Prime Minister Tony Abbott says the Federal Government is holding talks with Toyota aimed at keeping the carmaker in Australia, amid union claims the company is seeing to use Holden’s closure to reduce pay and conditions for thousands of workers.
Toyota has warned that Holden’s decision to stop manufacturing by 2017 puts “unprecedented pressure” on its ability to continue building cars in Australia.
Mr Abbott has revealed that he spoke to Toyota’s Australian boss Max Yasuda last night.
“Obviously the Government will be talking to Toyota,” he told Channel Nine this morning.
“We want Toyota to continue.
“They are in a slightly different position to Holden,” he added. “Much more of their local production has been for export. Toyota locally have been much more integrated into the global operations of the company, it seems, than with Holden.”
The Federal Court will decide today whether Toyota can put a new pay deal to its 2,500 strong workforce, a move that would slash costs at its Altona production plant by $17 million.
But the Australian Council of Trade Unions (ACTU) has advised Toyota workers not to accept poorer work conditions.
ACTU secretary Dave Oliver says Toyota is putting unfair pressure on workers, who will vote on the agreement tomorrow if it gets Federal Court approval.
“The problem with Toyota is that they’ve approached their workers to reduce wages and conditions without any plan of future investment,” he said.
“It’s not the wages and conditions that are going to decide the future of Toyota, it’s going to be the knock-on effect of what happens in the auto components sector and what kind of support the Government is going to do.”
Victorian Premier Denis Napthine says it is vital Toyota does not close its Altona factory.
“It is important in terms of jobs, but its also vital for manufacturing capacity, for skills capacity, for the future of these areas in our economy in Victoria,” he said.
“I’ll seize that opportunity to talk to Mr Abbott about the future of Toyota and how the Federal Government can work with the State Government and Toyota and the entire automotive supply chain industry to secure the future of Toyota.”

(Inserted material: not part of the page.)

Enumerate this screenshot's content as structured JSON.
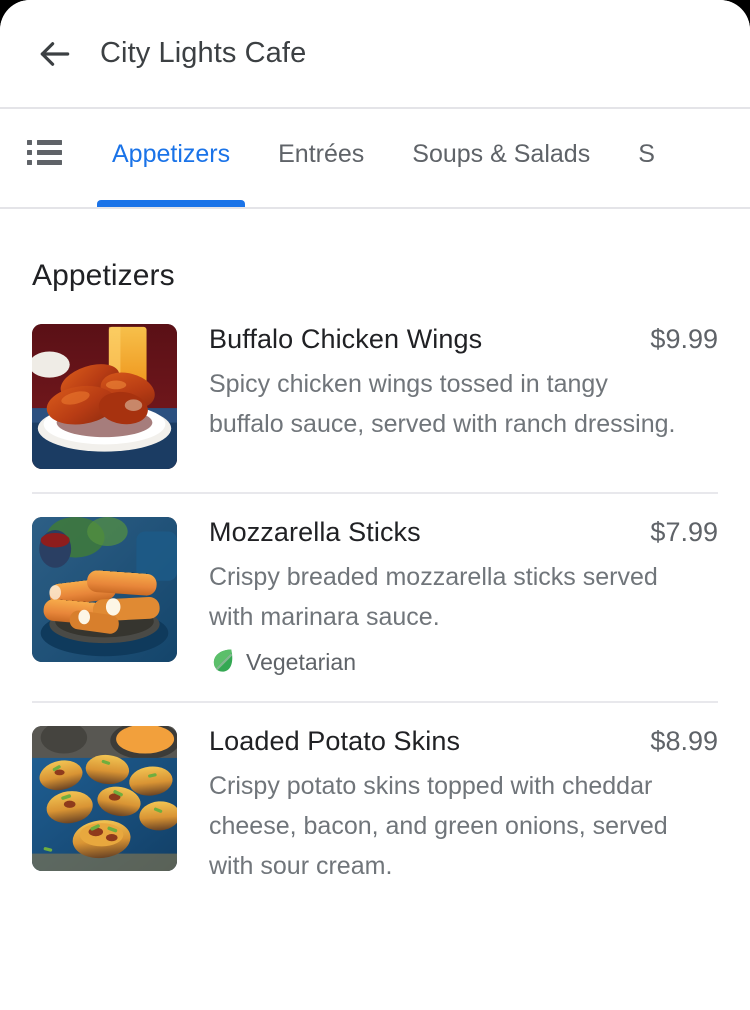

Toyota worker Phil Hird, who has been employed with the carmaker for 25 years, says he is not confident that his job is safe and that he will be looking for work elsewhere.
“If it’s got to happen, it’s got to happen. [I’m] just seeing what’s out there now and finding out what’s going on,” he said.
“Very shocked and gutted … [I’ve] been here 25 years and the feeling is very empty. It’s been a very very bad 24 hours.”